### Task description:
Wherever the string "Messung" shows up in the records below, return that line.

[Items from a data source]
------------

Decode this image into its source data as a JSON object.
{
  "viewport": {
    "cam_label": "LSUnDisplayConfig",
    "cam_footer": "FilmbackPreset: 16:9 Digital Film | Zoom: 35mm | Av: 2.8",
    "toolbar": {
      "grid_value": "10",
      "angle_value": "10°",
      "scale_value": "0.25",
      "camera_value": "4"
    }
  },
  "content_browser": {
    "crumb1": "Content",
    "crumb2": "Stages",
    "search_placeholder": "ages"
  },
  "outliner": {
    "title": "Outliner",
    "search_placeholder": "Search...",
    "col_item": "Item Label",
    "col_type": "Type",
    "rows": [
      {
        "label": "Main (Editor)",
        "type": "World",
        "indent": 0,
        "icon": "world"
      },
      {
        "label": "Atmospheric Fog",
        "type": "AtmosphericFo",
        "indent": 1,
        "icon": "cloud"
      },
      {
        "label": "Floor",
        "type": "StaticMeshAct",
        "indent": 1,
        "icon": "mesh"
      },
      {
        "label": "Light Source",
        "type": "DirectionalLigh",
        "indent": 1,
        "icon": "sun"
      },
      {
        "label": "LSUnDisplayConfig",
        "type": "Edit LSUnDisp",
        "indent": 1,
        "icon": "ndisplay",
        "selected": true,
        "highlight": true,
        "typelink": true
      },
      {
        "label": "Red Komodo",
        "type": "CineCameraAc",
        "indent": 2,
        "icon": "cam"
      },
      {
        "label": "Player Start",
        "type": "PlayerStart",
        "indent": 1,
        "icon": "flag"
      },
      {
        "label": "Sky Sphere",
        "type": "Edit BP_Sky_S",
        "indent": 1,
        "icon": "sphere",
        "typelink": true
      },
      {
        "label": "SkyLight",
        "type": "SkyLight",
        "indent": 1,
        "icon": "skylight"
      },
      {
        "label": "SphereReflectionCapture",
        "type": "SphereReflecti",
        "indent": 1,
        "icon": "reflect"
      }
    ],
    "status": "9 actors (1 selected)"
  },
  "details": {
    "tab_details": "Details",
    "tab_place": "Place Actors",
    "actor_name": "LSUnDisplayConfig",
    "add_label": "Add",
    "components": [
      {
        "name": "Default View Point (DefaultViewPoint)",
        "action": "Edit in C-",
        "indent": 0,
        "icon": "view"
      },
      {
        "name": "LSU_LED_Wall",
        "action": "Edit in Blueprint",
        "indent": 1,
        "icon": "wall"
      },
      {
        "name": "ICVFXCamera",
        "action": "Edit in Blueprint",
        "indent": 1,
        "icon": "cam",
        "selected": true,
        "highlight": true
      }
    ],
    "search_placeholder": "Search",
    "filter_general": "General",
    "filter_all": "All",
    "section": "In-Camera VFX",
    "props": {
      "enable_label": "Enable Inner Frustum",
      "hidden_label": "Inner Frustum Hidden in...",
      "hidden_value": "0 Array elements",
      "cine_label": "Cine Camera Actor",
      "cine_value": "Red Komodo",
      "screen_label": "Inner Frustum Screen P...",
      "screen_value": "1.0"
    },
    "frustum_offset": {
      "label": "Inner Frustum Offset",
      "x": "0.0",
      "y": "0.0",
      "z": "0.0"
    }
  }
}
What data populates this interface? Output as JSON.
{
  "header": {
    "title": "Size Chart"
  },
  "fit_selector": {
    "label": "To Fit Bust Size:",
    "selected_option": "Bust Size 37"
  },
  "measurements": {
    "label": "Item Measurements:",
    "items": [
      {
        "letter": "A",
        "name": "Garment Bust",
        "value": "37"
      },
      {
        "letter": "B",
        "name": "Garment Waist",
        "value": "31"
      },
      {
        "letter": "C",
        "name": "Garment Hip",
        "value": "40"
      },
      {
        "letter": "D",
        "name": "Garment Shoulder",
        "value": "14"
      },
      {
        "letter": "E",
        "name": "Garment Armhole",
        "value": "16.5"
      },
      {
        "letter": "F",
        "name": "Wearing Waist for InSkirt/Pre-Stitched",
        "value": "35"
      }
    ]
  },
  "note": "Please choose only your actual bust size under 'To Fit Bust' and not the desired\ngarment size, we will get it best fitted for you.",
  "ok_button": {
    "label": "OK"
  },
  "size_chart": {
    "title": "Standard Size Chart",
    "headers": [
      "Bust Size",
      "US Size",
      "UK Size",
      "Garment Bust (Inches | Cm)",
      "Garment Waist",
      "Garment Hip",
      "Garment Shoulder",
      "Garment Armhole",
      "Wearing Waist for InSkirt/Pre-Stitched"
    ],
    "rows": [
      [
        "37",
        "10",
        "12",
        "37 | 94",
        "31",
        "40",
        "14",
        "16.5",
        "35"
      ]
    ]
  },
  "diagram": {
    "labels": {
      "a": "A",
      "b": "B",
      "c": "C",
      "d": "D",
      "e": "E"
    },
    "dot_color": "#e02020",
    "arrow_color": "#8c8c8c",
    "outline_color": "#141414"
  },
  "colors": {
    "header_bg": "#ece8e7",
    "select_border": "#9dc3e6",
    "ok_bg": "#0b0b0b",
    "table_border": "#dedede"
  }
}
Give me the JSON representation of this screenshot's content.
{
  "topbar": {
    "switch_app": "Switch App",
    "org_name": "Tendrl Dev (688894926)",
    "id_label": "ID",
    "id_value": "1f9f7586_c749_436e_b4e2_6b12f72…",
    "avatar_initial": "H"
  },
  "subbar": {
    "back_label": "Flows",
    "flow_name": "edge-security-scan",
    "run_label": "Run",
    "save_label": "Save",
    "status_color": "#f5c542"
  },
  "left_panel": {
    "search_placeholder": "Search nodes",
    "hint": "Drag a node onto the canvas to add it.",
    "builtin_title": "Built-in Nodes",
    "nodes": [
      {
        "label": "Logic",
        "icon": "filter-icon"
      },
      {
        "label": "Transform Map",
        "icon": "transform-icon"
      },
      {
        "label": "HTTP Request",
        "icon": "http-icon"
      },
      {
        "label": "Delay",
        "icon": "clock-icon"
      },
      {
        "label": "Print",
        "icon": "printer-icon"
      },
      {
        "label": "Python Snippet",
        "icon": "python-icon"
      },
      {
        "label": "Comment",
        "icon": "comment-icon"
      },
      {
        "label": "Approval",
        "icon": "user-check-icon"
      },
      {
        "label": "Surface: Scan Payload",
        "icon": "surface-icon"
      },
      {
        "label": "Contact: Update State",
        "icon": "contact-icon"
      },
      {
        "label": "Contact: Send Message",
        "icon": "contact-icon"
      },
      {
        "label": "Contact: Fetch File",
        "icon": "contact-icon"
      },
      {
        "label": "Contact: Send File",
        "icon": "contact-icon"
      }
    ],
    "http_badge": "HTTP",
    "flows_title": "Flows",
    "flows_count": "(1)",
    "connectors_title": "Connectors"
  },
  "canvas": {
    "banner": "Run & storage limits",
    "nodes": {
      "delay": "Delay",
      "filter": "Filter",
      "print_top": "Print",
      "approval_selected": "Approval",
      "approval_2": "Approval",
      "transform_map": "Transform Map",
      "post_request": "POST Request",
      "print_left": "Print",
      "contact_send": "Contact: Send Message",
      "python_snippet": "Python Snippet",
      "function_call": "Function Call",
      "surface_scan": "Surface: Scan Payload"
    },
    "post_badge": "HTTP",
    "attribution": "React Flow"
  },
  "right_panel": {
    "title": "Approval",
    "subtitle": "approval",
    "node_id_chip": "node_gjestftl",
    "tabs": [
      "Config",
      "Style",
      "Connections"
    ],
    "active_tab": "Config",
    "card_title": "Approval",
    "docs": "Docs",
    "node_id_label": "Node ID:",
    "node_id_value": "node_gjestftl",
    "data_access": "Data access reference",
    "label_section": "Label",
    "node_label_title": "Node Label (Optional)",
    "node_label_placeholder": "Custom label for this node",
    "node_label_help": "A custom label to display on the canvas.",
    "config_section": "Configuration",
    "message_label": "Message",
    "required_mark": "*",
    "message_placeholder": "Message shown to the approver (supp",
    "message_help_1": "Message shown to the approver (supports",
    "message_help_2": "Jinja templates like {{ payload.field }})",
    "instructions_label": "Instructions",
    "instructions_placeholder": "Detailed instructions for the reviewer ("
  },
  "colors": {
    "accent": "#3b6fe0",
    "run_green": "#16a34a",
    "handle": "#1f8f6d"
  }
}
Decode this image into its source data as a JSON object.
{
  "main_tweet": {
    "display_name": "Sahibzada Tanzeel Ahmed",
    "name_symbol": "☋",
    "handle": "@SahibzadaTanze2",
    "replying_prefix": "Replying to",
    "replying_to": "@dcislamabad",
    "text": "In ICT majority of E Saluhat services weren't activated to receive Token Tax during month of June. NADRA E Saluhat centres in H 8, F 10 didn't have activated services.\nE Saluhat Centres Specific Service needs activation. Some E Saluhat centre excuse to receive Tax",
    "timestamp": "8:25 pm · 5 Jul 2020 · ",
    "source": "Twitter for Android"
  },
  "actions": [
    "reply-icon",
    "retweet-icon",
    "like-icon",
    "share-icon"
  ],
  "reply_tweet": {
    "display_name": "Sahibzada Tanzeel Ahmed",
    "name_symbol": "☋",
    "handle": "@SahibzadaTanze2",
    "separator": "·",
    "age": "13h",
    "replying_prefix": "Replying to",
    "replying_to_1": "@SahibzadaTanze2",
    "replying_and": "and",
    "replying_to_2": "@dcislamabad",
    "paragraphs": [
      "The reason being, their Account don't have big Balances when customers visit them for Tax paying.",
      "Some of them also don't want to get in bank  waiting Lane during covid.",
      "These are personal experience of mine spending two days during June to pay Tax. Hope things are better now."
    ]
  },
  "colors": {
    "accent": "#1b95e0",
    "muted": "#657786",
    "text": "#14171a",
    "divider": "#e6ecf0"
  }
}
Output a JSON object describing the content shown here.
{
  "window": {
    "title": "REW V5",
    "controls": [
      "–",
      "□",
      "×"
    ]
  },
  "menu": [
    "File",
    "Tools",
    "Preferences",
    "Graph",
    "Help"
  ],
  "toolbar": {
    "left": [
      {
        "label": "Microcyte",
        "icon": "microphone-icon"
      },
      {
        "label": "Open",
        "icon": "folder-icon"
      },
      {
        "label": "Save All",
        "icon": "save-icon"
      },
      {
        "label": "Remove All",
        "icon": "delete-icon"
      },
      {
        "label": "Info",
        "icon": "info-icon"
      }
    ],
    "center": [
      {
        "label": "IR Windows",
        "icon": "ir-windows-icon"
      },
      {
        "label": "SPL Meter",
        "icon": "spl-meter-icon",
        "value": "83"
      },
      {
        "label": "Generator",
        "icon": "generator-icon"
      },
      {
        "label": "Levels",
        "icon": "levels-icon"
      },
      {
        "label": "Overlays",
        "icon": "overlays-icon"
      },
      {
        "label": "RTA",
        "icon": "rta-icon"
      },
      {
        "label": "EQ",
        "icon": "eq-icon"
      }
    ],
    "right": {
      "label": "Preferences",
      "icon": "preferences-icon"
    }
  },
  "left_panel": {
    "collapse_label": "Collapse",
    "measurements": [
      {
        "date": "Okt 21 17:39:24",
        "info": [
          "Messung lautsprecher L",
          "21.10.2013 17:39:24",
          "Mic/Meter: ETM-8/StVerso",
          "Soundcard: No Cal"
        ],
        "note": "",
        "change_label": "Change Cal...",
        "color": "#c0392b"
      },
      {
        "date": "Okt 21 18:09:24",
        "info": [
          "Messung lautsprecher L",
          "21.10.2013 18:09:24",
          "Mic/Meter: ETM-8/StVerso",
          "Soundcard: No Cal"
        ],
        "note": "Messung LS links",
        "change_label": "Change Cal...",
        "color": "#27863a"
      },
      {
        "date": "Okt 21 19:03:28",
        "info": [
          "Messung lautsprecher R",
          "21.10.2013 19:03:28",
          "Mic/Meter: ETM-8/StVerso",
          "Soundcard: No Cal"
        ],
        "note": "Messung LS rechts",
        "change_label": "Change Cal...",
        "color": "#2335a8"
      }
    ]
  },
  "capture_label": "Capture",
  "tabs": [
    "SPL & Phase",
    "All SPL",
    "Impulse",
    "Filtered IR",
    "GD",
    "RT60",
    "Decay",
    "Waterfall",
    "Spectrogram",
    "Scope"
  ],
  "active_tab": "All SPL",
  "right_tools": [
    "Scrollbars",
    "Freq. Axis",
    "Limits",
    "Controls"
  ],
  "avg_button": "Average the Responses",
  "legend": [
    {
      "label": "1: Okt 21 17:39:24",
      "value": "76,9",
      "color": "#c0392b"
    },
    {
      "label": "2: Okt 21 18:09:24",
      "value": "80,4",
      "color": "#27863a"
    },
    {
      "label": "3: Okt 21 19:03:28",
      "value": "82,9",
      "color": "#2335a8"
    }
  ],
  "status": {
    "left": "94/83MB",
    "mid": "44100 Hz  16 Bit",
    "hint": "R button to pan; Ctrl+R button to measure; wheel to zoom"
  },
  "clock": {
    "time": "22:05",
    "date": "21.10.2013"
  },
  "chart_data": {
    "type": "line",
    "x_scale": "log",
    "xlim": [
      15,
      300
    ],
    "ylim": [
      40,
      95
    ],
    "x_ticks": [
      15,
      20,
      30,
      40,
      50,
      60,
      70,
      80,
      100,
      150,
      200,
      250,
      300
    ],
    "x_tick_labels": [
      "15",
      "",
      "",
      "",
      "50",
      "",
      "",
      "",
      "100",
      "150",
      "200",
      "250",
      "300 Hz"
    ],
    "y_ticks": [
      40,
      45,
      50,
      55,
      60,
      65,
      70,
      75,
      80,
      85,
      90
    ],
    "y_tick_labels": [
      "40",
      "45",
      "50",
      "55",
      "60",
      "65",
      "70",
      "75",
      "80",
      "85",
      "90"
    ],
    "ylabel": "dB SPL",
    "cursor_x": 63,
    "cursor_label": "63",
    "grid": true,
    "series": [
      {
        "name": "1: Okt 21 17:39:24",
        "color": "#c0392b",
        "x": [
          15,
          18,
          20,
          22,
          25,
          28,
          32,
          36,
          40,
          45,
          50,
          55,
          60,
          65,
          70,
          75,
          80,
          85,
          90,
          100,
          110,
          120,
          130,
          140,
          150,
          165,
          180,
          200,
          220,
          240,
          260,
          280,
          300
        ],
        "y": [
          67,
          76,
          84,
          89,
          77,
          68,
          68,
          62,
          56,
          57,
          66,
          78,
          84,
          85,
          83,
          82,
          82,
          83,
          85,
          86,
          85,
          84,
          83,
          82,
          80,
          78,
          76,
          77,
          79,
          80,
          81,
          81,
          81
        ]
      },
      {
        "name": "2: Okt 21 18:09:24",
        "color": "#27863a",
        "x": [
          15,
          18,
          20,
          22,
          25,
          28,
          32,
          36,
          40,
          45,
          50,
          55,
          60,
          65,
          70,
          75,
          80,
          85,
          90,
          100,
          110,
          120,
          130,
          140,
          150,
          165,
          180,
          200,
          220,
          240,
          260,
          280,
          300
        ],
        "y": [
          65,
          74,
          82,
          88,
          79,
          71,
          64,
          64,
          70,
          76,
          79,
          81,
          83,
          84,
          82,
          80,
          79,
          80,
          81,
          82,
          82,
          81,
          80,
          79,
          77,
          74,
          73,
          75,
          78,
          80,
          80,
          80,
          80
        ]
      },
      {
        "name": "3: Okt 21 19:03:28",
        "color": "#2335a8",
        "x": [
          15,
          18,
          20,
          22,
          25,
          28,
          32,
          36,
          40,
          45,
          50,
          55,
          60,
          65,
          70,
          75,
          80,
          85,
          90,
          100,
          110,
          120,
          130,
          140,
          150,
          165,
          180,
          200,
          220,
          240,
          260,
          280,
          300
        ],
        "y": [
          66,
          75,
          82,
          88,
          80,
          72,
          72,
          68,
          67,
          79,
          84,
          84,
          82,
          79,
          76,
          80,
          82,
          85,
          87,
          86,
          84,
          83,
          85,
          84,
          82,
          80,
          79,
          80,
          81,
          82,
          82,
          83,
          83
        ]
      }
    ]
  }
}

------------

### Completed exercise:
          "Messung lautsprecher L",
          "Messung lautsprecher L",
        "note": "Messung LS links",
          "Messung lautsprecher R",
        "note": "Messung LS rechts",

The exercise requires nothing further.